◆ TASK DETAILS
Reproduce the listing word for word. Skip any image.

=======

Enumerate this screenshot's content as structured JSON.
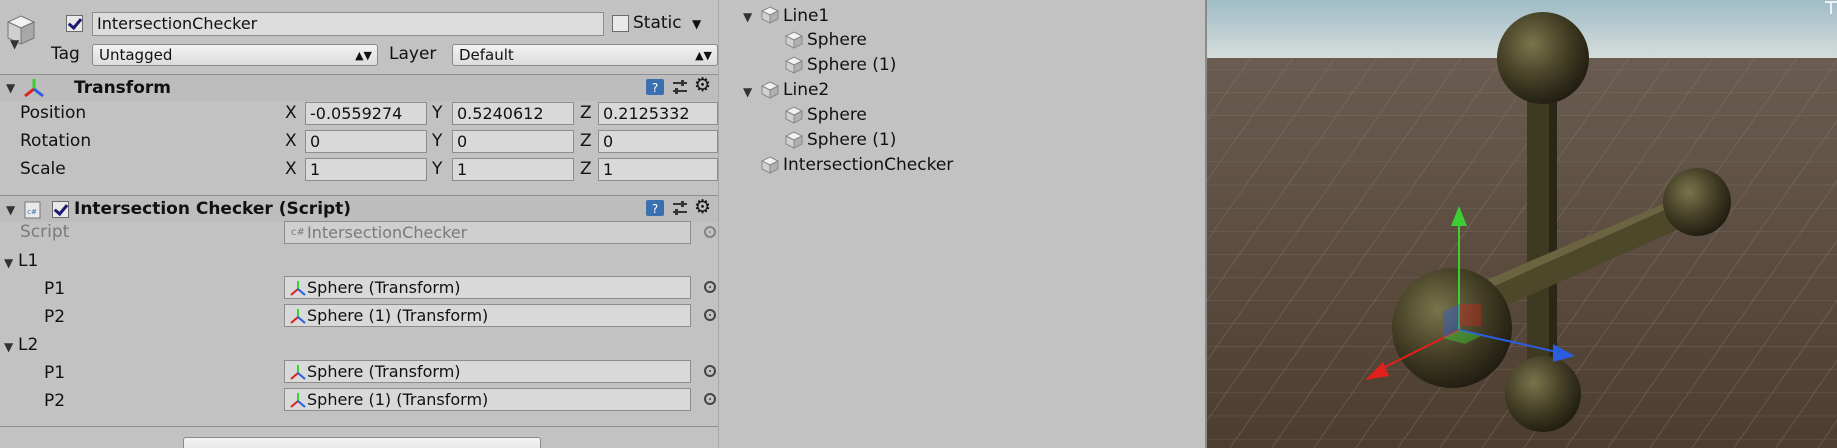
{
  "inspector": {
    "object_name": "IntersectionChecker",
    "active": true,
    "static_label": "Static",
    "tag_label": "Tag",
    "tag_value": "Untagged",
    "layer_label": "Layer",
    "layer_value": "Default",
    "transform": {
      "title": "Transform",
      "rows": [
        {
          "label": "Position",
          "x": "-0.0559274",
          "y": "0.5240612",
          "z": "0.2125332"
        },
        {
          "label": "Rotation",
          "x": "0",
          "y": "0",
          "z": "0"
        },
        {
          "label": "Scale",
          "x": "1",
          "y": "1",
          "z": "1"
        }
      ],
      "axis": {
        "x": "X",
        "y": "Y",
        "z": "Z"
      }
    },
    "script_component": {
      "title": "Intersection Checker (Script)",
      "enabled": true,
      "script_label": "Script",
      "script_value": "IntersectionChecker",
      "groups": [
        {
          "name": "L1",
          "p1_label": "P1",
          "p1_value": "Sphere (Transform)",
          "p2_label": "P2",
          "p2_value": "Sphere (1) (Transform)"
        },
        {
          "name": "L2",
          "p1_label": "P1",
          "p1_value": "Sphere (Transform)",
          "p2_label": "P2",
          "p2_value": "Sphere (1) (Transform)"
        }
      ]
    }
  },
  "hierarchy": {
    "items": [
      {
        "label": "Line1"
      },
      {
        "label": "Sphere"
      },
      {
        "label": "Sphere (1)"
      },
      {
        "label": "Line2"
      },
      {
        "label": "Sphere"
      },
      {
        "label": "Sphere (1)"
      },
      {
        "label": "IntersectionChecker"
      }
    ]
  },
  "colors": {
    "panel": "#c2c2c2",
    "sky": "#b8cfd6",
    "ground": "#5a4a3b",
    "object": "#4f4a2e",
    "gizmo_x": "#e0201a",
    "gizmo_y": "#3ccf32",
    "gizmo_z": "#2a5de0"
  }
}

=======

◆ OUTPUT OF THE TASK
Enumerate this screenshot's content as structured JSON.
{
  "inspector": {
    "object_name": "IntersectionChecker",
    "active": true,
    "static_label": "Static",
    "tag_label": "Tag",
    "tag_value": "Untagged",
    "layer_label": "Layer",
    "layer_value": "Default",
    "transform": {
      "title": "Transform",
      "rows": [
        {
          "label": "Position",
          "x": "-0.0559274",
          "y": "0.5240612",
          "z": "0.2125332"
        },
        {
          "label": "Rotation",
          "x": "0",
          "y": "0",
          "z": "0"
        },
        {
          "label": "Scale",
          "x": "1",
          "y": "1",
          "z": "1"
        }
      ],
      "axis": {
        "x": "X",
        "y": "Y",
        "z": "Z"
      }
    },
    "script_component": {
      "title": "Intersection Checker (Script)",
      "enabled": true,
      "script_label": "Script",
      "script_value": "IntersectionChecker",
      "groups": [
        {
          "name": "L1",
          "p1_label": "P1",
          "p1_value": "Sphere (Transform)",
          "p2_label": "P2",
          "p2_value": "Sphere (1) (Transform)"
        },
        {
          "name": "L2",
          "p1_label": "P1",
          "p1_value": "Sphere (Transform)",
          "p2_label": "P2",
          "p2_value": "Sphere (1) (Transform)"
        }
      ]
    }
  },
  "hierarchy": {
    "items": [
      {
        "label": "Line1"
      },
      {
        "label": "Sphere"
      },
      {
        "label": "Sphere (1)"
      },
      {
        "label": "Line2"
      },
      {
        "label": "Sphere"
      },
      {
        "label": "Sphere (1)"
      },
      {
        "label": "IntersectionChecker"
      }
    ]
  },
  "colors": {
    "panel": "#c2c2c2",
    "sky": "#b8cfd6",
    "ground": "#5a4a3b",
    "object": "#4f4a2e",
    "gizmo_x": "#e0201a",
    "gizmo_y": "#3ccf32",
    "gizmo_z": "#2a5de0"
  }
}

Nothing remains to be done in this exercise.